=== Dataset excerpts ===
■ ■ ■ ■

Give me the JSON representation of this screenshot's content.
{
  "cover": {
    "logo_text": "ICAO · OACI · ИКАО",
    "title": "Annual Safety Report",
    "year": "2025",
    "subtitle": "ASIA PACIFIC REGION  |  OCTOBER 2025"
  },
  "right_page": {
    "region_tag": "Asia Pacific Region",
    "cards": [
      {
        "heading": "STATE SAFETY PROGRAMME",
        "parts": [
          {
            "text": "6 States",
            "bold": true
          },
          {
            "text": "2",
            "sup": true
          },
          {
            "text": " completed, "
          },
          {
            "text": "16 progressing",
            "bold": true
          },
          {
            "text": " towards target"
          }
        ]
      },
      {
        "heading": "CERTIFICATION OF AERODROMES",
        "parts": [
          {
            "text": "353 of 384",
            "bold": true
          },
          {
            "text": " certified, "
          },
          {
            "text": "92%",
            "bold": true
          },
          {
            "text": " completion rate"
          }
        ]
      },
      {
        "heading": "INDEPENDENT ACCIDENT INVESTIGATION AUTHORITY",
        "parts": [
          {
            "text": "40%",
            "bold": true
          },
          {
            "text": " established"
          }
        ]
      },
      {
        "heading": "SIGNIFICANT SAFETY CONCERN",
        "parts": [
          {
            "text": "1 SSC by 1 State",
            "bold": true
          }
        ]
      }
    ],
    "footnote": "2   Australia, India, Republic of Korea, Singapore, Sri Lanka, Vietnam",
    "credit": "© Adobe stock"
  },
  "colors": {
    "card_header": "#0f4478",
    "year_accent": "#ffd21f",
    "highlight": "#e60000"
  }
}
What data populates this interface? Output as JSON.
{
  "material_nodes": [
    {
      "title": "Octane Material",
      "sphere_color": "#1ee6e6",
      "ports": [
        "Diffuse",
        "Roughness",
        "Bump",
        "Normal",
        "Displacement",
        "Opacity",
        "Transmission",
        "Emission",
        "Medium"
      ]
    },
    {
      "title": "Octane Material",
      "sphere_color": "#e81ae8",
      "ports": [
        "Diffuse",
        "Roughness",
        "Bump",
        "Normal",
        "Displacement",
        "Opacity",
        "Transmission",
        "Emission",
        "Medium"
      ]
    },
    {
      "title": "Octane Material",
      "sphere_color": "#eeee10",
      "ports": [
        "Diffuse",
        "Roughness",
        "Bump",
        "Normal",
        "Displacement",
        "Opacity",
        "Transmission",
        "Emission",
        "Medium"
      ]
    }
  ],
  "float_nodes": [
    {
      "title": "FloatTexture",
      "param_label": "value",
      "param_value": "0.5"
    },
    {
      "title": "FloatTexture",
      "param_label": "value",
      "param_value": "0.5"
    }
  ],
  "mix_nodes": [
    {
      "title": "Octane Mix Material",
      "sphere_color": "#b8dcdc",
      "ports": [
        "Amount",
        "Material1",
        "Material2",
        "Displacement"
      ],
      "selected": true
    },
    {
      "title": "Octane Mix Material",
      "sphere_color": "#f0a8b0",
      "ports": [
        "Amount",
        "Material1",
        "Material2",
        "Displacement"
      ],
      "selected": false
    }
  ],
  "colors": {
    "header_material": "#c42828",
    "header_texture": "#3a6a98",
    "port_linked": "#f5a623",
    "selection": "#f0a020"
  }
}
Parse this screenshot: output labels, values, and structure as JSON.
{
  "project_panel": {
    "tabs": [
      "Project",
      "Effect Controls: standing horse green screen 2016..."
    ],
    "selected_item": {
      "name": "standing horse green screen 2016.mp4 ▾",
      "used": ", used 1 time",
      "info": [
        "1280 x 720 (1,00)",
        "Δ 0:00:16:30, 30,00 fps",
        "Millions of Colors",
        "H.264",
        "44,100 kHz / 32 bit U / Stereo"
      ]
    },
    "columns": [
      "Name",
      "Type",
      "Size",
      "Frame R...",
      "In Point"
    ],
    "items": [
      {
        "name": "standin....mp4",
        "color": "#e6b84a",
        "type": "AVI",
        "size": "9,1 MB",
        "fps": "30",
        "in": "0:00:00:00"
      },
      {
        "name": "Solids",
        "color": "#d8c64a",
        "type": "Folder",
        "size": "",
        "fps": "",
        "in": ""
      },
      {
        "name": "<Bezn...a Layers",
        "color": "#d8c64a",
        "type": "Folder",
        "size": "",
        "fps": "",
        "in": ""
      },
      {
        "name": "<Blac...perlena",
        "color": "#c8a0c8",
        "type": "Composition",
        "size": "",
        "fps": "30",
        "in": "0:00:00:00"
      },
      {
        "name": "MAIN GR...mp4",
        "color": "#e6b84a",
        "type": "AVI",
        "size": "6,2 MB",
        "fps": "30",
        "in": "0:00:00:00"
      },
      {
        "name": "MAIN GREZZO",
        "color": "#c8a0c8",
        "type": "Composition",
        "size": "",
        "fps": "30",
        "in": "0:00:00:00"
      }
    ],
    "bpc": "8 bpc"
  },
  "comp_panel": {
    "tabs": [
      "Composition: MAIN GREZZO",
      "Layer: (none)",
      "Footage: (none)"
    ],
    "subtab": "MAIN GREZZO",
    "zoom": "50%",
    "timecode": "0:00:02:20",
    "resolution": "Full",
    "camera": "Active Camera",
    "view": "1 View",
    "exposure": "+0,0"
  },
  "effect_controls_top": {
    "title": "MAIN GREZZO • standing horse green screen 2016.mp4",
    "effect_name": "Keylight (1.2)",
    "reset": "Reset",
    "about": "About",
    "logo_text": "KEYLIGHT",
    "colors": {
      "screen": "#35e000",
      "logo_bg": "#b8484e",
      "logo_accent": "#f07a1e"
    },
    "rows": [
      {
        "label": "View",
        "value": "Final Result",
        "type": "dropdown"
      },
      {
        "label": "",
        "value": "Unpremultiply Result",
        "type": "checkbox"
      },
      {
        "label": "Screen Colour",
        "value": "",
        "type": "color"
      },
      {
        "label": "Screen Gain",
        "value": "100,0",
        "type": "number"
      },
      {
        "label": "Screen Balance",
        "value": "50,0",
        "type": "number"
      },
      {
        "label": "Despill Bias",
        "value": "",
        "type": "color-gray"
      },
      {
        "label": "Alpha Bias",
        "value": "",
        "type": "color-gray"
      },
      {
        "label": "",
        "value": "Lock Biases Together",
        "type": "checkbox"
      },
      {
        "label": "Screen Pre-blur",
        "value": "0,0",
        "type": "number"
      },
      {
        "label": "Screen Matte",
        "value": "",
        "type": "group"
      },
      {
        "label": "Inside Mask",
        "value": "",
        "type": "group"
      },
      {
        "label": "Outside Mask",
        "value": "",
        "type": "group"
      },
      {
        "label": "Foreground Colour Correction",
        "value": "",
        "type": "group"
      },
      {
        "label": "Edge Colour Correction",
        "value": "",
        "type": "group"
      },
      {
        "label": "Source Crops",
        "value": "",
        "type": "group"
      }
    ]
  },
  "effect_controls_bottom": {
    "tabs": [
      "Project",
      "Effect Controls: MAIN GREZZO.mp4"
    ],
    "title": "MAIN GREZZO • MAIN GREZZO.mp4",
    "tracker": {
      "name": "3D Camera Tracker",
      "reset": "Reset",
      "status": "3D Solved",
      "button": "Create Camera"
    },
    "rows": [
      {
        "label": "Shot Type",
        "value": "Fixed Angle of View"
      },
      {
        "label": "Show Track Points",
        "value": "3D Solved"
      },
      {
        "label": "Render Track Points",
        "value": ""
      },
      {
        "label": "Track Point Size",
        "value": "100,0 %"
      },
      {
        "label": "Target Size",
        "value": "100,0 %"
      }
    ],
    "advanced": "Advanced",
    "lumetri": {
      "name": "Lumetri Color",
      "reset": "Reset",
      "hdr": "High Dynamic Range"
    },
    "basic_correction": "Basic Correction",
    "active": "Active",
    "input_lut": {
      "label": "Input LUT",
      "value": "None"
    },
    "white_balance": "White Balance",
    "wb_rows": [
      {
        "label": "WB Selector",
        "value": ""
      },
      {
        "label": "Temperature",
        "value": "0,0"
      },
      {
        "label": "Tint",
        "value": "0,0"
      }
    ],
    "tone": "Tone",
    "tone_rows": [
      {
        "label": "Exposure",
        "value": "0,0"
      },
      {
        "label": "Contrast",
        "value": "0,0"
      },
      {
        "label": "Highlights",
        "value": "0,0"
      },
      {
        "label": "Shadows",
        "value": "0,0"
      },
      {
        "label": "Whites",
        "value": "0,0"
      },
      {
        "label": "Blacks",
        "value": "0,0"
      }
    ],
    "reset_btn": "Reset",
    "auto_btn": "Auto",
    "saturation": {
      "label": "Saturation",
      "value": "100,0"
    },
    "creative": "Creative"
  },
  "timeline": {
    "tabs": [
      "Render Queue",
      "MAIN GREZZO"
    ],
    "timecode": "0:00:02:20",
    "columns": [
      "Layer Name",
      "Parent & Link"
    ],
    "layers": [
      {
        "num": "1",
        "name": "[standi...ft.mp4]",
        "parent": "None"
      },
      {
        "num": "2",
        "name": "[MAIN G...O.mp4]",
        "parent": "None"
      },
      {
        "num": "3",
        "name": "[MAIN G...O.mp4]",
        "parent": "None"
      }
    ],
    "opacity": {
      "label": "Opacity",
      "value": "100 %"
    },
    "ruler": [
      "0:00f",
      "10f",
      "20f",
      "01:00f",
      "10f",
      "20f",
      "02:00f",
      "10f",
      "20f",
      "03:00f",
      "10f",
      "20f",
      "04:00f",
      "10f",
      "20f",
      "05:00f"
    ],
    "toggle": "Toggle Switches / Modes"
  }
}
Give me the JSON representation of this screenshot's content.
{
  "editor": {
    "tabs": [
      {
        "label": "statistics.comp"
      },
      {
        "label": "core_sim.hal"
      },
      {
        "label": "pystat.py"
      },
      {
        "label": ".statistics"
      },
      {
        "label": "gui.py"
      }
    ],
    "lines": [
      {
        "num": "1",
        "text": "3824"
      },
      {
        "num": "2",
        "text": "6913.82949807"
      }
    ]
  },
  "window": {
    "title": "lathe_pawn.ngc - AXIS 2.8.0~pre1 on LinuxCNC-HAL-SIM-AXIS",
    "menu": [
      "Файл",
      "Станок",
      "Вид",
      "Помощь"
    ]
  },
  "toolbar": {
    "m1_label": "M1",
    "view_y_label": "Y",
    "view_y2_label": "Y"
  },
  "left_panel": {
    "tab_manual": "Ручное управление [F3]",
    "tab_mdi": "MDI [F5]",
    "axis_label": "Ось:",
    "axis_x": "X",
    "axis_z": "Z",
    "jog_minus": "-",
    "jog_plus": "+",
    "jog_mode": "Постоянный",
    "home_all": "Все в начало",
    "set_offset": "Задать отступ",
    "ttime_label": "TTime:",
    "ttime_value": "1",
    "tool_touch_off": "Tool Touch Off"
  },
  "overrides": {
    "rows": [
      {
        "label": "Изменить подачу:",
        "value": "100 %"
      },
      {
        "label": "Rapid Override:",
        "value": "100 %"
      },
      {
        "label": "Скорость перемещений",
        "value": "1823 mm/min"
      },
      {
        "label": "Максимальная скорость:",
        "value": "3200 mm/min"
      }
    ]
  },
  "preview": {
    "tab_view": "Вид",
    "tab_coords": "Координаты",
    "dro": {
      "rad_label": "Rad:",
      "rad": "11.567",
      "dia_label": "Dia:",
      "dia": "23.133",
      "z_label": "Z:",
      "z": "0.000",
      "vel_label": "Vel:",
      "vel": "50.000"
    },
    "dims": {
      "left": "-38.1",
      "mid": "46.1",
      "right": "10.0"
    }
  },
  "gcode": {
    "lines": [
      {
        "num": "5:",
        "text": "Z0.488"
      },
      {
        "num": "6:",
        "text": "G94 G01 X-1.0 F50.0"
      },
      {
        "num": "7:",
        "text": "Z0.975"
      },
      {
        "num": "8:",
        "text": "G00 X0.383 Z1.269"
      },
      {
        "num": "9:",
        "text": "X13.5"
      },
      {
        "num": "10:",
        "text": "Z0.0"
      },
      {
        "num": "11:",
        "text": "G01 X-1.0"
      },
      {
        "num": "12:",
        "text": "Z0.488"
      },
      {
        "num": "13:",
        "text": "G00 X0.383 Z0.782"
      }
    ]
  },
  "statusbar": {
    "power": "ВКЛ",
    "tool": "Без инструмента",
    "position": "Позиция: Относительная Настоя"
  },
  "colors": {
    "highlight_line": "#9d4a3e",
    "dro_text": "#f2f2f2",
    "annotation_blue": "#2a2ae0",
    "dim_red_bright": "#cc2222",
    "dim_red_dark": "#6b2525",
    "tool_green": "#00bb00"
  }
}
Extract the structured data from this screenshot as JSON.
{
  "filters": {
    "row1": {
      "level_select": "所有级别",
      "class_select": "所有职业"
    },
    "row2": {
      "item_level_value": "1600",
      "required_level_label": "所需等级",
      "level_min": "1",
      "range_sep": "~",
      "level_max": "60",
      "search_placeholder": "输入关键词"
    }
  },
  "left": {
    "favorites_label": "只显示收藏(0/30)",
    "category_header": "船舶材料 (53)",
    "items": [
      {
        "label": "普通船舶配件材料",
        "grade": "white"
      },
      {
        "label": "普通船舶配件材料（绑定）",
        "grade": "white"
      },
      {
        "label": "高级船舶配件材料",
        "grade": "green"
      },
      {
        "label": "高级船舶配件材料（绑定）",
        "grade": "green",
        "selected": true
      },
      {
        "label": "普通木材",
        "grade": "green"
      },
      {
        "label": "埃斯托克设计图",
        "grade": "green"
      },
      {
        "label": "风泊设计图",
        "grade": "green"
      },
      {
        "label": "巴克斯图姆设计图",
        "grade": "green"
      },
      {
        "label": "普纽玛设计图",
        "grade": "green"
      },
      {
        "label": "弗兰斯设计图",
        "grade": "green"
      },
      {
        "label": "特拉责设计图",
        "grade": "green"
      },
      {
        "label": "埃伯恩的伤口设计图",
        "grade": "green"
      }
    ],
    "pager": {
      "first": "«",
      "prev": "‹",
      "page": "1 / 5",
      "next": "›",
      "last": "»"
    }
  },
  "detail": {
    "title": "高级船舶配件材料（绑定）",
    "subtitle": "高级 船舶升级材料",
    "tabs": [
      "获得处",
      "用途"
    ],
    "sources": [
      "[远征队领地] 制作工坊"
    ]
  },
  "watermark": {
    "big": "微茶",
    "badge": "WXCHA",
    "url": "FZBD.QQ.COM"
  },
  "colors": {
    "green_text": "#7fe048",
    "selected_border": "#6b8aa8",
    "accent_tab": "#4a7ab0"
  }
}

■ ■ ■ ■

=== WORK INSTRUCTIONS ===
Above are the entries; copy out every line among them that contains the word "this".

=== EXERCISE SOLUTION ===
Give me the JSON representation of this screenshot's content.
What data populates this interface? Output as JSON.
Parse this screenshot: output labels, values, and structure as JSON.
Give me the JSON representation of this screenshot's content.
Extract the structured data from this screenshot as JSON.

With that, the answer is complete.